RAW DATA
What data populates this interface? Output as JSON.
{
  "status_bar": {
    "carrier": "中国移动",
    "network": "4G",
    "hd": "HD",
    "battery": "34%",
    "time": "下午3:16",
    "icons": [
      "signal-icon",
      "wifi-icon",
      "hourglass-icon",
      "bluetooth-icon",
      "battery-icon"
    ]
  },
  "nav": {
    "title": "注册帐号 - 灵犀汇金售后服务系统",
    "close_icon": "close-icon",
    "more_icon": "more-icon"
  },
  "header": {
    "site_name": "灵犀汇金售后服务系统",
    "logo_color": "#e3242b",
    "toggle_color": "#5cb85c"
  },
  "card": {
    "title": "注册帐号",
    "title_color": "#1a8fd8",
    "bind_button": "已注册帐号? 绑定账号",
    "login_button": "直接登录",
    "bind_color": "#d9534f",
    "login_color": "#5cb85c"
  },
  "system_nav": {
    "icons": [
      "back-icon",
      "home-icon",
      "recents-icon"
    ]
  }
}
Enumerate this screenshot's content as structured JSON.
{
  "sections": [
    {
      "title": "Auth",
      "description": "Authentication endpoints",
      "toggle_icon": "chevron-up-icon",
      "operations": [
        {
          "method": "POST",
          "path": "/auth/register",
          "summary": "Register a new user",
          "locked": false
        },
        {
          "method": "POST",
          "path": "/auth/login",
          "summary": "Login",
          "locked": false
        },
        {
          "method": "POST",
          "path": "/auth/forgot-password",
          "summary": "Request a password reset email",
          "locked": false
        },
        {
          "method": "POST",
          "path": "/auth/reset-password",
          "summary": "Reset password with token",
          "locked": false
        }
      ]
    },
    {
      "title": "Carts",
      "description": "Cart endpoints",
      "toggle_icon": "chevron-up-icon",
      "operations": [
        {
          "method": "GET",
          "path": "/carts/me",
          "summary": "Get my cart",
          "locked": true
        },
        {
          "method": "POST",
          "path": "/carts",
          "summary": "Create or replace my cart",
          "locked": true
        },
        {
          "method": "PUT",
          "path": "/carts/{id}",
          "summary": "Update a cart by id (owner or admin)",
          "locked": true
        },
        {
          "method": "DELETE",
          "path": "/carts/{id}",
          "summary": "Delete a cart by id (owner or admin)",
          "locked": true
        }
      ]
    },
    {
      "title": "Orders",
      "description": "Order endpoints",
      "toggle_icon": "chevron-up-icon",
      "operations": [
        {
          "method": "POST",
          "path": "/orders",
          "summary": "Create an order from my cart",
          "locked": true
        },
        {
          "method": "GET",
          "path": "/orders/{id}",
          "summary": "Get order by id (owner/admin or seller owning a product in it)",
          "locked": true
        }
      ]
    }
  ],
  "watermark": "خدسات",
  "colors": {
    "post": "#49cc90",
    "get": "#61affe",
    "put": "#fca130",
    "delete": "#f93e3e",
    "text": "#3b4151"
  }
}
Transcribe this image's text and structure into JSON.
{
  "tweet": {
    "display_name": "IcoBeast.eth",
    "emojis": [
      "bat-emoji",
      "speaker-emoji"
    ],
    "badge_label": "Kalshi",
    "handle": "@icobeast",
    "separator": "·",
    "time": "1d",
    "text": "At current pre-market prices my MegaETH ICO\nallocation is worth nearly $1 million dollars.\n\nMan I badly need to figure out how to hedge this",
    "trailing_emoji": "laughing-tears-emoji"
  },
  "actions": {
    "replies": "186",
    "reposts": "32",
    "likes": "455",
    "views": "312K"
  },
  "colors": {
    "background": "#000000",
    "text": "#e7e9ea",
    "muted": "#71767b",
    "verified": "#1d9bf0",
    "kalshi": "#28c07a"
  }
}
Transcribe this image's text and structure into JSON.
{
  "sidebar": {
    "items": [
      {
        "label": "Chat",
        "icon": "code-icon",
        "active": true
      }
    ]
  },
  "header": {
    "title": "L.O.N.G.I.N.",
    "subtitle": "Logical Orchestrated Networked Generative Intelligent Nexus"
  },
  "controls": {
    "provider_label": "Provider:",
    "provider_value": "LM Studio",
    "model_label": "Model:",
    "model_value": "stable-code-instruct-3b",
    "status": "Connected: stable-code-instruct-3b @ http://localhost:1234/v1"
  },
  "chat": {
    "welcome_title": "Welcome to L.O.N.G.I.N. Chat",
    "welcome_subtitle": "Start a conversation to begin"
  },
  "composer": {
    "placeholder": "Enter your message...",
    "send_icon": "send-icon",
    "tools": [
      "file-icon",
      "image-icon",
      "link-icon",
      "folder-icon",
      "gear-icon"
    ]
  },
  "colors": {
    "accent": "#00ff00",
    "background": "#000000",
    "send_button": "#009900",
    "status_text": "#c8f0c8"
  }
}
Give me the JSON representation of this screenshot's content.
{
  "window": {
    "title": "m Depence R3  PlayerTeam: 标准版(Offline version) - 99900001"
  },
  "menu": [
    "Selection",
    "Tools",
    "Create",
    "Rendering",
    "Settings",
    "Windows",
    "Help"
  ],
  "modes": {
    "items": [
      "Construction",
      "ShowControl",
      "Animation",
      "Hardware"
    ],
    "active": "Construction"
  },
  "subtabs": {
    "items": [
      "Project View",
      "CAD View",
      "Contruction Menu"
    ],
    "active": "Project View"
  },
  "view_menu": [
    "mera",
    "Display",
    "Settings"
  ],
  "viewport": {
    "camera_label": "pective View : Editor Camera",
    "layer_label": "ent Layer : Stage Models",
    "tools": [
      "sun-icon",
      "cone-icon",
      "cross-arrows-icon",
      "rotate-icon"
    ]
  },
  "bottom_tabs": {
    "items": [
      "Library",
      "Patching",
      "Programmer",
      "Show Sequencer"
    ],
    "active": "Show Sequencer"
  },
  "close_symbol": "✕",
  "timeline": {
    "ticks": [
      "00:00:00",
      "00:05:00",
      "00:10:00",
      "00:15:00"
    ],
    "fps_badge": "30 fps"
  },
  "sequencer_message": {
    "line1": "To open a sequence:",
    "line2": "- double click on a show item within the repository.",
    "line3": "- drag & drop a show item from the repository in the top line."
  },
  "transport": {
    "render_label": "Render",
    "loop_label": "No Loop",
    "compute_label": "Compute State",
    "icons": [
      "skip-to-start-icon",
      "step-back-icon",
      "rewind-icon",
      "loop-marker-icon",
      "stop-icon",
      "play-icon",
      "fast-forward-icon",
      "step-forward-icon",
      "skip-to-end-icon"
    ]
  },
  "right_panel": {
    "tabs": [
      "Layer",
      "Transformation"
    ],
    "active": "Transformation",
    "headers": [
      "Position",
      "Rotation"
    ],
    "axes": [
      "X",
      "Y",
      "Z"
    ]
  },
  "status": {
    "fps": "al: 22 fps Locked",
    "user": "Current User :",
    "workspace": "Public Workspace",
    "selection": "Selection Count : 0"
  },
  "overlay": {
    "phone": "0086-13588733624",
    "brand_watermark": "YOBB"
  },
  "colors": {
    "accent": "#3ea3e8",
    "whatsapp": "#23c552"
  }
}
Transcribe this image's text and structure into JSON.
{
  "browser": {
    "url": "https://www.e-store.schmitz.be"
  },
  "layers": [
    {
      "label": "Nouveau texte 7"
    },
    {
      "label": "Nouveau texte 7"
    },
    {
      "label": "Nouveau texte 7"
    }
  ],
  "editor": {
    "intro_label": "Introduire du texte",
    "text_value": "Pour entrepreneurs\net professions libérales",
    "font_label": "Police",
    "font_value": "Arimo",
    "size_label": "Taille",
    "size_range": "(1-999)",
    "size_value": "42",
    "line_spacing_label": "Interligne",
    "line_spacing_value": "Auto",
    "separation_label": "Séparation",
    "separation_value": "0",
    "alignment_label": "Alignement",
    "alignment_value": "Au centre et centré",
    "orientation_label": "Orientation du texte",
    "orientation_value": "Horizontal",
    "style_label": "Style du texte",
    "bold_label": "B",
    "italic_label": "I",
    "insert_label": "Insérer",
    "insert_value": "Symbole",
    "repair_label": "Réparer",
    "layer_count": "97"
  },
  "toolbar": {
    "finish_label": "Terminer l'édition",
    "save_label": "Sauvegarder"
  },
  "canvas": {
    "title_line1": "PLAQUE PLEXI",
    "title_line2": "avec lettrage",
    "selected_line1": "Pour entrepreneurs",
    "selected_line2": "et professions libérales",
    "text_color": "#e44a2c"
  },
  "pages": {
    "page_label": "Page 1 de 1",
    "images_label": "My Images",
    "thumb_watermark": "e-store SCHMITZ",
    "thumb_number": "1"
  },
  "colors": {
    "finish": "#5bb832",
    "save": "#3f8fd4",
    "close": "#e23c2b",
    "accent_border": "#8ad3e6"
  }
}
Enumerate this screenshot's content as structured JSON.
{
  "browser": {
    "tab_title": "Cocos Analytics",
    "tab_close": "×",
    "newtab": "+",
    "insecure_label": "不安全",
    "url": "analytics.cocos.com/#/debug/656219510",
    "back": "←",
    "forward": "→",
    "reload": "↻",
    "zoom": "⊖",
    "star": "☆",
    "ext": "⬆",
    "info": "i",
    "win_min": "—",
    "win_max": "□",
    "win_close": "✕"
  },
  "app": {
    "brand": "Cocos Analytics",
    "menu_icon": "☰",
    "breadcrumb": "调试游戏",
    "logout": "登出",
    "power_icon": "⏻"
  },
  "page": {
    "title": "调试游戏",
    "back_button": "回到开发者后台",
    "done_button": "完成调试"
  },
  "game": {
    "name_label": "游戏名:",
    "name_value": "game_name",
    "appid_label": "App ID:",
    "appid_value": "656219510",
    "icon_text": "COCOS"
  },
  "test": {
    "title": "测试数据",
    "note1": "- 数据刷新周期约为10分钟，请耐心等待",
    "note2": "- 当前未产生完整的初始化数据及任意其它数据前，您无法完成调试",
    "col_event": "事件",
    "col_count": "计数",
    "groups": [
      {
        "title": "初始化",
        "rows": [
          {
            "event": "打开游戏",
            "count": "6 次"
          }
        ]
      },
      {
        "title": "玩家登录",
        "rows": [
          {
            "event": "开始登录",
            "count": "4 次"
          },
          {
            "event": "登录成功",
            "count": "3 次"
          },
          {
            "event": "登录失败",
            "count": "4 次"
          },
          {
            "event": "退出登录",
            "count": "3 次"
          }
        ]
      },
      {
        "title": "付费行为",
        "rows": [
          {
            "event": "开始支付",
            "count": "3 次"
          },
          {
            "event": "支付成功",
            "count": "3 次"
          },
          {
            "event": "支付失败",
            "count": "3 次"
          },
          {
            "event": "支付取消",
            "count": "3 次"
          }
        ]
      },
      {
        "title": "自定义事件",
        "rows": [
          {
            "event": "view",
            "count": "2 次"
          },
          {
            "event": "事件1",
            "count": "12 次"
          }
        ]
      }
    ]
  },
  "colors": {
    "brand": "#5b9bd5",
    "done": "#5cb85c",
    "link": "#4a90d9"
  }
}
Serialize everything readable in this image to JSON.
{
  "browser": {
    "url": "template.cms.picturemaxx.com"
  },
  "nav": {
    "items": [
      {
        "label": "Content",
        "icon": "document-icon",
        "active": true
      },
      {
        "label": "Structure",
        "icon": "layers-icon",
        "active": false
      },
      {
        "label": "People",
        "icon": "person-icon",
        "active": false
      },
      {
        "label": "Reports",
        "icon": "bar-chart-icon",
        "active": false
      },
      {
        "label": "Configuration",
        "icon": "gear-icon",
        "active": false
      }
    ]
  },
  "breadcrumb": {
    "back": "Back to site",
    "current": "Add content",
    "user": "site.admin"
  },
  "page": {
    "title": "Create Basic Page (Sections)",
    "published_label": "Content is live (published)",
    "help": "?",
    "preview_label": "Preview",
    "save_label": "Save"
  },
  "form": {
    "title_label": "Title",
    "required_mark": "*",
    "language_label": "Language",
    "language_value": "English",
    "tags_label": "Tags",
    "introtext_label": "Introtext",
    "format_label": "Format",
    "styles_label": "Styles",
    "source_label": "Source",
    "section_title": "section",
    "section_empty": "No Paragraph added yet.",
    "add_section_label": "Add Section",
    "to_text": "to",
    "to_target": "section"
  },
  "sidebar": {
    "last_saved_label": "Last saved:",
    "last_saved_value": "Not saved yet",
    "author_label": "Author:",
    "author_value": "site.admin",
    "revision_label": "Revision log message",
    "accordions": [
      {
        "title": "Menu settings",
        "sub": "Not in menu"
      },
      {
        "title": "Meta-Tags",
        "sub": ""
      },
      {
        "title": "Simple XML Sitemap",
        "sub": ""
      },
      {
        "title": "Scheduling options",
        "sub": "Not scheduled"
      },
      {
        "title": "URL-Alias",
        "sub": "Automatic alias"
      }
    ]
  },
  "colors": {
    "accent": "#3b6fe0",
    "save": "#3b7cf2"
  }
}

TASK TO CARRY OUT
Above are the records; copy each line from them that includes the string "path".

ANSWER AREA
          "path": "/auth/register",
          "path": "/auth/login",
          "path": "/auth/forgot-password",
          "path": "/auth/reset-password",
          "path": "/carts/me",
          "path": "/carts",
          "path": "/carts/{id}",
          "path": "/carts/{id}",
          "path": "/orders",
          "path": "/orders/{id}",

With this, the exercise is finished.